It’s estimated that up to 90% of the world’s population is affected by blemishes at some point. But in spite of how common this chronic skin condition is, the causes of blemishes — and exactly how to treat them — are not always so clear. Here, we break down everything you need to know about breakouts — and how to beat them.
What are blemishes?
All of our pores contain a hair follicle and a sebaceous gland, which produces sebum, our skin’s natural oil. The body is constantly regenerating and shedding dead cells, but when those dead skin cells get trapped within the sebum of our skin, they combine to create non-inflammatory blemishes. If bacteria is present on the skin, it can thrive within the clogged pore and cause an infection, otherwise known as inflammatory blemishes.
What are non-inflammatory blemishes?
This type of blemish, also called comedones, are simply clogged pores. You probably know them as blackheads and whiteheads.
A blackhead is an open comedo, meaning that the clogged pore is open to the surface of the skin, and the air has oxidised the gunk inside, turning it black.
A whitehead is a closed comedo, meaning the dead skin and sebum are unexposed but trapped within the skin.
How do you treat non-inflammatory blemishes?
If you have blackheads and whiteheads, the key is to unclog your pores and prevent bacteria from infiltrating them. A cleanser like SLMD Skincare Salicylic Acid Cleanser is great for this, as it contains gentle, exfoliating ingredients that will reach deep into your pores morning and night — soothing active blemishes and preventing future breakouts.
Non-inflammatory blemishes also typically respond well to topical retinoids. Retinol is an effective, less potent form of tretinoin that can be found in over the counter formulas like SLMD Skincare Retinol Serum. Use retinol products at night, because it is deactivated by the sun and makes skin more sensitive to the sun’s UVA and UVB rays.
What are inflammatory blemishes?
Propionibacterium Acnes, or P. Acnes for short, is a bacteria that loves to feed on the sebum within our skin. When P. Acnes bacteria get into clogged pores, it reproduces rapidly, causing inflammation. Your body then rushes blood to the scene to try to fix it, causing even more redness and inflammation. This response leads to a variety of inflammatory skin reactions:
- Papules: One of the most common types of blemishes consisting of red, hard bumps
- Pustules: The other very common form of blemish, describing a white head surrounded by red, irritated skin

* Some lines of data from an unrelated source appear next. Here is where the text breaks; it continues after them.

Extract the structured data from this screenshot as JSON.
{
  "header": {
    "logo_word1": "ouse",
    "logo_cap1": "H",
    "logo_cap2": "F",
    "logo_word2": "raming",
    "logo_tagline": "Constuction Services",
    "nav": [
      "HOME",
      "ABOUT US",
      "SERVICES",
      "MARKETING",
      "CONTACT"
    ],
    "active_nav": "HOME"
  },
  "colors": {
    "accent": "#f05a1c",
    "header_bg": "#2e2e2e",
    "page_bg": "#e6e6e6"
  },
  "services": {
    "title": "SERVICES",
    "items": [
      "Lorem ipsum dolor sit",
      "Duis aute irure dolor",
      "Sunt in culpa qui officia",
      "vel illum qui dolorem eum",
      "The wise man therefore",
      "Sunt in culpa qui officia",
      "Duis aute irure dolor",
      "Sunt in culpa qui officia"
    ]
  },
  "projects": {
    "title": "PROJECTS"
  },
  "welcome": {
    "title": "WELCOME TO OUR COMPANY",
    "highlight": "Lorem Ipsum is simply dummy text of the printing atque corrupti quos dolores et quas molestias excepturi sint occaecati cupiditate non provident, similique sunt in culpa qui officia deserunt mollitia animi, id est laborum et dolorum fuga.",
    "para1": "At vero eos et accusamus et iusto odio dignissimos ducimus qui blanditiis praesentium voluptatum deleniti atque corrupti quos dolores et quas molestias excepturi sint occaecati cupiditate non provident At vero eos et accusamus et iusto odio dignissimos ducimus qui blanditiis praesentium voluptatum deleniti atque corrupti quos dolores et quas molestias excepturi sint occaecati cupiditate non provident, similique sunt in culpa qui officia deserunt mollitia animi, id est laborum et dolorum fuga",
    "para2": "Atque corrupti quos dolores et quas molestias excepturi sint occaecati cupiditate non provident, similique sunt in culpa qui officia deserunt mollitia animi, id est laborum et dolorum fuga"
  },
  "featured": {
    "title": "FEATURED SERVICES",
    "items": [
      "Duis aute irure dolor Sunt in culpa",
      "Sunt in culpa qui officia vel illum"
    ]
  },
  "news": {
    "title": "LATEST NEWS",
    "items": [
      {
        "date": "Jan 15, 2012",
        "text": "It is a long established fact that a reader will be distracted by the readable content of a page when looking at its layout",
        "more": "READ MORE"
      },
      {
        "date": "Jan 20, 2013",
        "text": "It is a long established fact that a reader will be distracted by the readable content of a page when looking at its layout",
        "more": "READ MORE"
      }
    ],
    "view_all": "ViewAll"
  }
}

- Cystic blemishes: The most severe type of blemish, which includes nodules and cysts. Cystic blemishes form deep under the skin, and are large, red, and painful. This is the type of blemish best treated by dermatologists, as it has the highest chances of causing permanent scarring. It’s also the main type of hormonal blemish, which is caused by an imbalance of hormones due to your genetics.
How do you treat inflammatory blemishes?
To treat papules and pustules, choose products formulated with sulfur, an effective ingredient that kills blemish-causing bacteria. SLMD Skincare Sulfur Lotion contains this natural mineral and is suitable for everyday use. Combining sulfur with salicylic acid and retinol is an ideal regimen for treating inflammatory blemishes. These potent ingredients are featured in the SLMD Skincare Blemish-Prone Skin System.
For severe cystic blemishes, your dermatologist may recommend treatments beyond what’s available over the counter, like:
- Oral medications
- Cortisone injections
- Chemical peels
These treatments can be very effective in treating severe or cystic blemishes — consult with your physician to best decide what is the safest and best approach for you.
What causes blemishes?
There are a multitude of factors that can either cause blemishes or make us more susceptible to them. The most common culprits are:
- Genetics: Those with a family history of blemishes are more prone to breakouts.
- Hormones: High levels of hormones called androgens can lead to blemishes. Blemishes are common in teenagers and pregnant women because of the fluctuating hormones present in their bodies.
- Environment: Polluted air can weaken skin’s natural barrier, leaving it more susceptible to breakouts.
- Lifestyle: Dietary choices, comedogenic cosmetic products, certain medications, and sitting in tight, sweat-soaked clothing can also lead to blemishes. Consistent contact with dirty hands, sheets or towels can also lead to pimples.
Identifying your specific type of blemish is a great first step in building a skincare regimen to treat it. Now go give your skin some TLC and take action!